J.: With the first one, I felt like I had gotten so specific with my songwriting that I was putting details and the literal recounting of events and stuff over the emotionality of it. This was much more about trying to get straight at the emotion. And there is a lot that works on that level. You take a song like “Cul de Sac,” I think that’s a very direct song for me. And I think it’s a very online song too. Because that song, to me, was so much about the culture of nostalgia and how insidious that can be. And then also this idea of Silicon Valley tech people coming from this new age-y mentality of like, oh, “the internet will connect everybody” and then selling out that dream. There’s stuff in there that is very specific, but with this album, I’m trying to write more from the subconscious. That’s where the whole metaphor of the abyss, the deep sea comes from – the Jungian idea of the anima, the repressed part of the self and how there are beautiful things in there, even if there are things in there that are terrifying too.

Do you consider this album to be more hopeful in its view of the future?

J.: I think this album is more a rejection of a lot of the issues with the internet that we’ve talked about before. With the first album there was a sense of it being anti- to this whole mindset of “people are on their phones all the time, they don’t even talk to each other.” Well, people are talking to each other, but it’s on their phones. There was almost this defense of the internet along with the criticism, and a lot more irony in it. I think of this new album as significantly less ironic.

Jonas: If anything, I feel like the irony comes from musical jokes we make.

J.: Irony as a tool in the toolbox rather than as a sensibility.

I think of that aspect in light of a song like “The Killer,” which is the kind of spare, “serious,” mostly acoustic song that glass beach has never done before.
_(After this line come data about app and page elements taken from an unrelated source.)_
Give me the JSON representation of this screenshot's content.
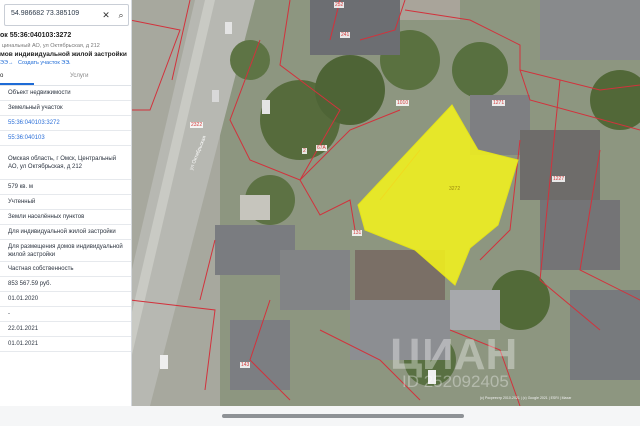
{
  "search": {
    "value": "54.986682 73.385109"
  },
  "panel": {
    "title": "ок 55:36:040103:3272",
    "subtitle": "цинальный АО, ул Октябрьская, д 212",
    "type_label": "мов индивидуальной жилой застройки",
    "links": [
      "ЭЭ",
      "Создать участок ЭЭ"
    ],
    "tabs": [
      {
        "label": "о"
      },
      {
        "label": "Услуги"
      }
    ],
    "rows": [
      {
        "text": "Объект недвижимости",
        "blue": false,
        "h": 1
      },
      {
        "text": "Земельный участок",
        "blue": false,
        "h": 1
      },
      {
        "text": "55:36:040103:3272",
        "blue": true,
        "h": 1
      },
      {
        "text": "55:36:040103",
        "blue": true,
        "h": 1
      },
      {
        "text": "Омская область, г Омск, Центральный АО, ул Октябрьская, д 212",
        "blue": false,
        "h": 3
      },
      {
        "text": "579 кв. м",
        "blue": false,
        "h": 1
      },
      {
        "text": "Учтенный",
        "blue": false,
        "h": 1
      },
      {
        "text": "Земли населённых пунктов",
        "blue": false,
        "h": 1
      },
      {
        "text": "Для индивидуальной жилой застройки",
        "blue": false,
        "h": 1
      },
      {
        "text": "Для размещения домов индивидуальной жилой застройки",
        "blue": false,
        "h": 2
      },
      {
        "text": "Частная собственность",
        "blue": false,
        "h": 1
      },
      {
        "text": "853 567.59 руб.",
        "blue": false,
        "h": 1
      },
      {
        "text": "01.01.2020",
        "blue": false,
        "h": 1
      },
      {
        "text": "-",
        "blue": false,
        "h": 1
      },
      {
        "text": "22.01.2021",
        "blue": false,
        "h": 1
      },
      {
        "text": "01.01.2021",
        "blue": false,
        "h": 1
      }
    ]
  },
  "map": {
    "labels": [
      "252",
      "241",
      "1010",
      "1271",
      "1227",
      "3272",
      "131",
      "67А",
      "2322",
      "143",
      "2",
      "1227"
    ],
    "street": "ул Октябрьская",
    "copyright": "(с) Росреестр 2010-2021 | (с) Google 2021 | ESRI | Maxar",
    "watermark": "ЦИАН",
    "watermark_id": "ID 252092405"
  },
  "colors": {
    "selected_parcel": "#f3f21c",
    "parcel_border": "#d2323c",
    "link": "#1e6bd6"
  }
}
Was that the point of making plastic death where you thought, “I’m really out of my comfort zone here”?

J.: I think that’s certainly a song that goes to kind of an uncomfortable place for me. There’s stuff where it was sort of difficult style-wise, like “Slip Under The Door.” There was the whole period of me learning how to scream and everything — not that I didn’t know how to scream before, but learning how to do it more safely and having more control over it. There’s a good bit of stuff that’s emotionally uncomfortable for me, but any time I record something that makes me kind of cringe a little bit, I’m like — okay, that’s right, that’s how it should be. Like the first part of “Abyss Angel,” I use so much restraint, no reverb, we’re not going to double anything, we’re not going to dress it up at all, just have it be as naked as possible. And it makes me uncomfortable to listen. That’s why I know it’s good.

I think we really tried hard to lean into the stuff that is uncomfortable for us because I think that trying to get too comfortable as an artist is dangerous. Like, I think that’s how bands become parodies of themselves. As poppy as we can get, I really try to take an avant-garde mindset to our art of just like, let’s try to do what we’ve never done before. Let’s try something that might fall flat on its face, you know, and whatever album we do next is probably going to sound nothing like this one.